» **Source records**:

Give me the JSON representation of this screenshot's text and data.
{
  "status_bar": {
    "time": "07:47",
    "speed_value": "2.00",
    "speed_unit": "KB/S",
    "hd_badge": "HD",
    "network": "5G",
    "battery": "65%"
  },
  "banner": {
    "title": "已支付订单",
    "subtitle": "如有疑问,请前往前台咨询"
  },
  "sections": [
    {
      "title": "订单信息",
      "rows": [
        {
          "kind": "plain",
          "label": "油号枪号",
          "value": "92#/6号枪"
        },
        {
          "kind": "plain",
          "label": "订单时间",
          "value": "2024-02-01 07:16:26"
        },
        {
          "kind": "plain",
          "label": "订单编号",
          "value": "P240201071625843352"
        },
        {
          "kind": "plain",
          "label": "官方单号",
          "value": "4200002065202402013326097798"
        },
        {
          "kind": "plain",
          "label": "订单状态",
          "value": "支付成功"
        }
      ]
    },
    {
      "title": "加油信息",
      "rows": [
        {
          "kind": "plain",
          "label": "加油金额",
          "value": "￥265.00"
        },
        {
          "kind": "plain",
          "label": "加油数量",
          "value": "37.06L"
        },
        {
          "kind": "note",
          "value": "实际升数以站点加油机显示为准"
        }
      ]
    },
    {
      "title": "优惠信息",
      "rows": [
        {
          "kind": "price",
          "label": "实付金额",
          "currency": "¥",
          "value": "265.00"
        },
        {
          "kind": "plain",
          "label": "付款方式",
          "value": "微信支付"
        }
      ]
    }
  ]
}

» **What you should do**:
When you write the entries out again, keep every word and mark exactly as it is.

» **Exercise response**:
Give me the JSON representation of this screenshot's text and data.
{
  "status_bar": {
    "time": "07:47",
    "speed_value": "2.00",
    "speed_unit": "KB/S",
    "hd_badge": "HD",
    "network": "5G",
    "battery": "65%"
  },
  "banner": {
    "title": "已支付订单",
    "subtitle": "如有疑问,请前往前台咨询"
  },
  "sections": [
    {
      "title": "订单信息",
      "rows": [
        {
          "kind": "plain",
          "label": "油号枪号",
          "value": "92#/6号枪"
        },
        {
          "kind": "plain",
          "label": "订单时间",
          "value": "2024-02-01 07:16:26"
        },
        {
          "kind": "plain",
          "label": "订单编号",
          "value": "P240201071625843352"
        },
        {
          "kind": "plain",
          "label": "官方单号",
          "value": "4200002065202402013326097798"
        },
        {
          "kind": "plain",
          "label": "订单状态",
          "value": "支付成功"
        }
      ]
    },
    {
      "title": "加油信息",
      "rows": [
        {
          "kind": "plain",
          "label": "加油金额",
          "value": "￥265.00"
        },
        {
          "kind": "plain",
          "label": "加油数量",
          "value": "37.06L"
        },
        {
          "kind": "note",
          "value": "实际升数以站点加油机显示为准"
        }
      ]
    },
    {
      "title": "优惠信息",
      "rows": [
        {
          "kind": "price",
          "label": "实付金额",
          "currency": "¥",
          "value": "265.00"
        },
        {
          "kind": "plain",
          "label": "付款方式",
          "value": "微信支付"
        }
      ]
    }
  ]
}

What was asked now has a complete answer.